DIRECTIONS
Give the data below again exactly as written, but without the pictures.

SOURCE MATERIAL
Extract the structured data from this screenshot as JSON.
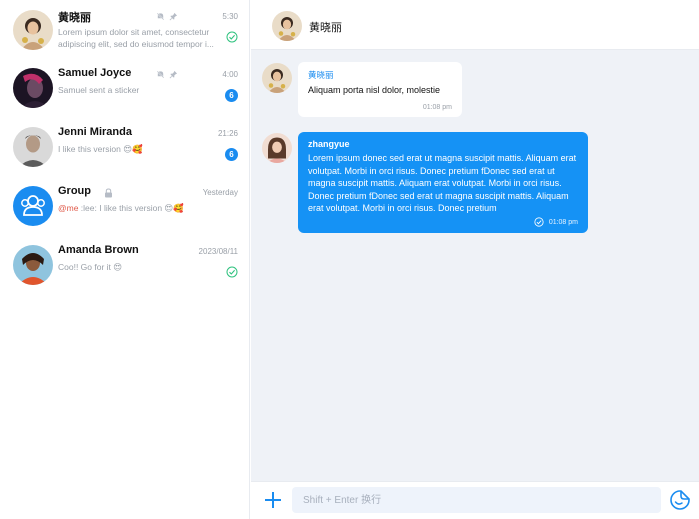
{
  "conversations": [
    {
      "name": "黄晓丽",
      "time": "5:30",
      "preview": "Lorem ipsum dolor sit amet, consectetur adipiscing elit, sed do eiusmod tempor i...",
      "muted": true,
      "pinned": true,
      "status_icon": "double-check-icon",
      "avatar_color": "#c9a27a"
    },
    {
      "name": "Samuel Joyce",
      "time": "4:00",
      "preview": "Samuel sent a sticker",
      "muted": true,
      "pinned": true,
      "unread": "6",
      "avatar_color": "#3b2a4a"
    },
    {
      "name": "Jenni Miranda",
      "time": "21:26",
      "preview": "I like this version 😍🥰",
      "unread": "6",
      "avatar_color": "#8a8a8a"
    },
    {
      "name": "Group",
      "time": "Yesterday",
      "mention": "@me",
      "preview": " :lee: I like this version 😍🥰",
      "locked": true,
      "avatar_color": "#1a8cf0"
    },
    {
      "name": "Amanda Brown",
      "time": "2023/08/11",
      "preview": "Coo!! Go for it 😍",
      "status_icon": "double-check-icon",
      "avatar_color": "#e0552d"
    }
  ],
  "chat": {
    "title": "黄晓丽",
    "messages": [
      {
        "sender": "黄晓丽",
        "text": "Aliquam porta nisl dolor, molestie",
        "time": "01:08 pm"
      },
      {
        "sender": "zhangyue",
        "text": "Lorem ipsum donec sed erat ut magna suscipit mattis. Aliquam erat volutpat. Morbi in orci risus. Donec pretium fDonec sed erat ut magna suscipit mattis. Aliquam erat volutpat. Morbi in orci risus. Donec pretium fDonec sed erat ut magna suscipit mattis. Aliquam erat volutpat. Morbi in orci risus. Donec pretium",
        "time": "01:08 pm"
      }
    ]
  },
  "composer": {
    "placeholder": "Shift + Enter 换行"
  },
  "colors": {
    "accent": "#1a8cf0",
    "outgoing_bubble": "#1592f5",
    "chat_background": "#eff2f7",
    "read_check": "#2ec27e",
    "mention": "#e05a4a"
  }
}
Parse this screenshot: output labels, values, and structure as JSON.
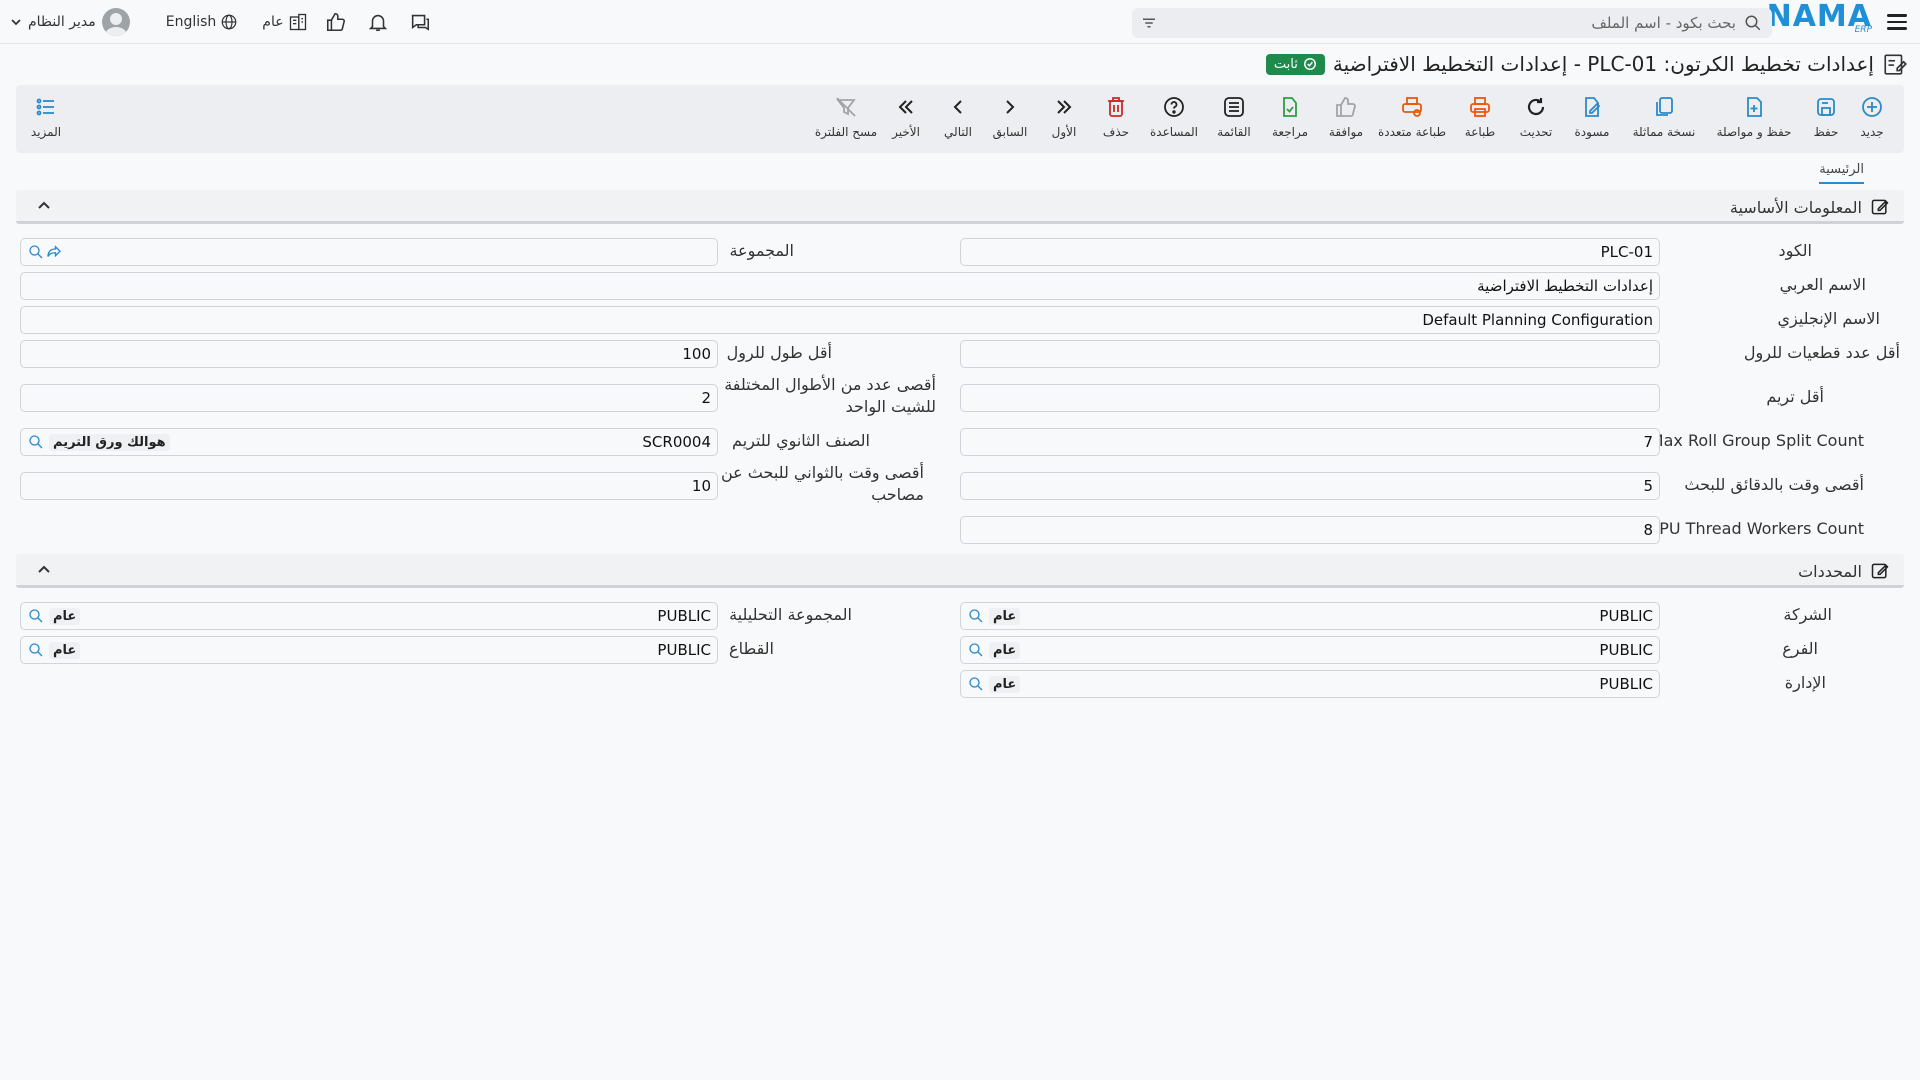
{
  "header": {
    "logo_text": "NAMA",
    "logo_sub": "ERP",
    "search_placeholder": "بحث بكود - اسم الملف",
    "user_name": "مدير النظام",
    "language": "English",
    "scope": "عام"
  },
  "page": {
    "title": "إعدادات تخطيط الكرتون: PLC-01 - إعدادات التخطيط الافتراضية",
    "status": "ثابت"
  },
  "toolbar": {
    "new": "جديد",
    "save": "حفظ",
    "save_continue": "حفظ و مواصلة",
    "duplicate": "نسخة مماثلة",
    "draft": "مسودة",
    "refresh": "تحديث",
    "print": "طباعة",
    "multi_print": "طباعة متعددة",
    "approve": "موافقة",
    "review": "مراجعة",
    "list": "القائمة",
    "help": "المساعدة",
    "delete": "حذف",
    "first": "الأول",
    "previous": "السابق",
    "next": "التالي",
    "last": "الأخير",
    "clear_filter": "مسح الفلترة",
    "more": "المزيد"
  },
  "tabs": {
    "main": "الرئيسية"
  },
  "sections": {
    "basic_info": "المعلومات الأساسية",
    "determinants": "المحددات"
  },
  "fields": {
    "code": {
      "label": "الكود",
      "value": "PLC-01"
    },
    "group": {
      "label": "المجموعة",
      "value": ""
    },
    "arabic_name": {
      "label": "الاسم العربي",
      "value": "إعدادات التخطيط الافتراضية"
    },
    "english_name": {
      "label": "الاسم الإنجليزي",
      "value": "Default Planning Configuration"
    },
    "min_roll_cuts": {
      "label": "أقل عدد قطعيات للرول",
      "value": ""
    },
    "min_roll_length": {
      "label": "أقل طول للرول",
      "value": "100"
    },
    "min_trim": {
      "label": "أقل تريم",
      "value": ""
    },
    "max_lengths_per_sheet": {
      "label": "أقصى عدد من الأطوال المختلفة للشيت الواحد",
      "value": "2"
    },
    "max_roll_group_split": {
      "label": "Max Roll Group Split Count",
      "value": "7"
    },
    "trim_secondary_item": {
      "label": "الصنف الثانوي للتريم",
      "value": "SCR0004",
      "tag": "هوالك ورق التريم"
    },
    "max_search_minutes": {
      "label": "أقصى وقت بالدقائق للبحث",
      "value": "5"
    },
    "max_search_seconds": {
      "label": "أقصى وقت بالثواني للبحث عن مصاحب",
      "value": "10"
    },
    "cpu_threads": {
      "label": "CPU Thread Workers Count",
      "value": "8"
    }
  },
  "determinants": {
    "company": {
      "label": "الشركة",
      "value": "PUBLIC",
      "tag": "عام"
    },
    "analytic_group": {
      "label": "المجموعة التحليلية",
      "value": "PUBLIC",
      "tag": "عام"
    },
    "branch": {
      "label": "الفرع",
      "value": "PUBLIC",
      "tag": "عام"
    },
    "sector": {
      "label": "القطاع",
      "value": "PUBLIC",
      "tag": "عام"
    },
    "department": {
      "label": "الإدارة",
      "value": "PUBLIC",
      "tag": "عام"
    }
  },
  "colors": {
    "brand": "#1f8fd6",
    "status_badge": "#1e8a4c",
    "toolbar_blue": "#2b8ac9",
    "toolbar_orange": "#e8590c",
    "toolbar_green": "#2f9e44",
    "toolbar_red": "#c92a2a"
  }
}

RESPONSE AREA
Extract the structured data from this screenshot as JSON.
{
  "conversations": [
    {
      "name": "黄晓丽",
      "time": "5:30",
      "preview": "Lorem ipsum dolor sit amet, consectetur adipiscing elit, sed do eiusmod tempor i...",
      "muted": true,
      "pinned": true,
      "status_icon": "double-check-icon",
      "avatar_color": "#c9a27a"
    },
    {
      "name": "Samuel Joyce",
      "time": "4:00",
      "preview": "Samuel sent a sticker",
      "muted": true,
      "pinned": true,
      "unread": "6",
      "avatar_color": "#3b2a4a"
    },
    {
      "name": "Jenni Miranda",
      "time": "21:26",
      "preview": "I like this version 😍🥰",
      "unread": "6",
      "avatar_color": "#8a8a8a"
    },
    {
      "name": "Group",
      "time": "Yesterday",
      "mention": "@me",
      "preview": " :lee: I like this version 😍🥰",
      "locked": true,
      "avatar_color": "#1a8cf0"
    },
    {
      "name": "Amanda Brown",
      "time": "2023/08/11",
      "preview": "Coo!! Go for it 😍",
      "status_icon": "double-check-icon",
      "avatar_color": "#e0552d"
    }
  ],
  "chat": {
    "title": "黄晓丽",
    "messages": [
      {
        "sender": "黄晓丽",
        "text": "Aliquam porta nisl dolor, molestie",
        "time": "01:08 pm"
      },
      {
        "sender": "zhangyue",
        "text": "Lorem ipsum donec sed erat ut magna suscipit mattis. Aliquam erat volutpat. Morbi in orci risus. Donec pretium fDonec sed erat ut magna suscipit mattis. Aliquam erat volutpat. Morbi in orci risus. Donec pretium fDonec sed erat ut magna suscipit mattis. Aliquam erat volutpat. Morbi in orci risus. Donec pretium",
        "time": "01:08 pm"
      }
    ]
  },
  "composer": {
    "placeholder": "Shift + Enter 换行"
  },
  "colors": {
    "accent": "#1a8cf0",
    "outgoing_bubble": "#1592f5",
    "chat_background": "#eff2f7",
    "read_check": "#2ec27e",
    "mention": "#e05a4a"
  }
}
Parse this screenshot: output labels, values, and structure as JSON.
{
  "header": {
    "logo_text": "NAMA",
    "logo_sub": "ERP",
    "search_placeholder": "بحث بكود - اسم الملف",
    "user_name": "مدير النظام",
    "language": "English",
    "scope": "عام"
  },
  "page": {
    "title": "إعدادات تخطيط الكرتون: PLC-01 - إعدادات التخطيط الافتراضية",
    "status": "ثابت"
  },
  "toolbar": {
    "new": "جديد",
    "save": "حفظ",
    "save_continue": "حفظ و مواصلة",
    "duplicate": "نسخة مماثلة",
    "draft": "مسودة",
    "refresh": "تحديث",
    "print": "طباعة",
    "multi_print": "طباعة متعددة",
    "approve": "موافقة",
    "review": "مراجعة",
    "list": "القائمة",
    "help": "المساعدة",
    "delete": "حذف",
    "first": "الأول",
    "previous": "السابق",
    "next": "التالي",
    "last": "الأخير",
    "clear_filter": "مسح الفلترة",
    "more": "المزيد"
  },
  "tabs": {
    "main": "الرئيسية"
  },
  "sections": {
    "basic_info": "المعلومات الأساسية",
    "determinants": "المحددات"
  },
  "fields": {
    "code": {
      "label": "الكود",
      "value": "PLC-01"
    },
    "group": {
      "label": "المجموعة",
      "value": ""
    },
    "arabic_name": {
      "label": "الاسم العربي",
      "value": "إعدادات التخطيط الافتراضية"
    },
    "english_name": {
      "label": "الاسم الإنجليزي",
      "value": "Default Planning Configuration"
    },
    "min_roll_cuts": {
      "label": "أقل عدد قطعيات للرول",
      "value": ""
    },
    "min_roll_length": {
      "label": "أقل طول للرول",
      "value": "100"
    },
    "min_trim": {
      "label": "أقل تريم",
      "value": ""
    },
    "max_lengths_per_sheet": {
      "label": "أقصى عدد من الأطوال المختلفة للشيت الواحد",
      "value": "2"
    },
    "max_roll_group_split": {
      "label": "Max Roll Group Split Count",
      "value": "7"
    },
    "trim_secondary_item": {
      "label": "الصنف الثانوي للتريم",
      "value": "SCR0004",
      "tag": "هوالك ورق التريم"
    },
    "max_search_minutes": {
      "label": "أقصى وقت بالدقائق للبحث",
      "value": "5"
    },
    "max_search_seconds": {
      "label": "أقصى وقت بالثواني للبحث عن مصاحب",
      "value": "10"
    },
    "cpu_threads": {
      "label": "CPU Thread Workers Count",
      "value": "8"
    }
  },
  "determinants": {
    "company": {
      "label": "الشركة",
      "value": "PUBLIC",
      "tag": "عام"
    },
    "analytic_group": {
      "label": "المجموعة التحليلية",
      "value": "PUBLIC",
      "tag": "عام"
    },
    "branch": {
      "label": "الفرع",
      "value": "PUBLIC",
      "tag": "عام"
    },
    "sector": {
      "label": "القطاع",
      "value": "PUBLIC",
      "tag": "عام"
    },
    "department": {
      "label": "الإدارة",
      "value": "PUBLIC",
      "tag": "عام"
    }
  },
  "colors": {
    "brand": "#1f8fd6",
    "status_badge": "#1e8a4c",
    "toolbar_blue": "#2b8ac9",
    "toolbar_orange": "#e8590c",
    "toolbar_green": "#2f9e44",
    "toolbar_red": "#c92a2a"
  }
}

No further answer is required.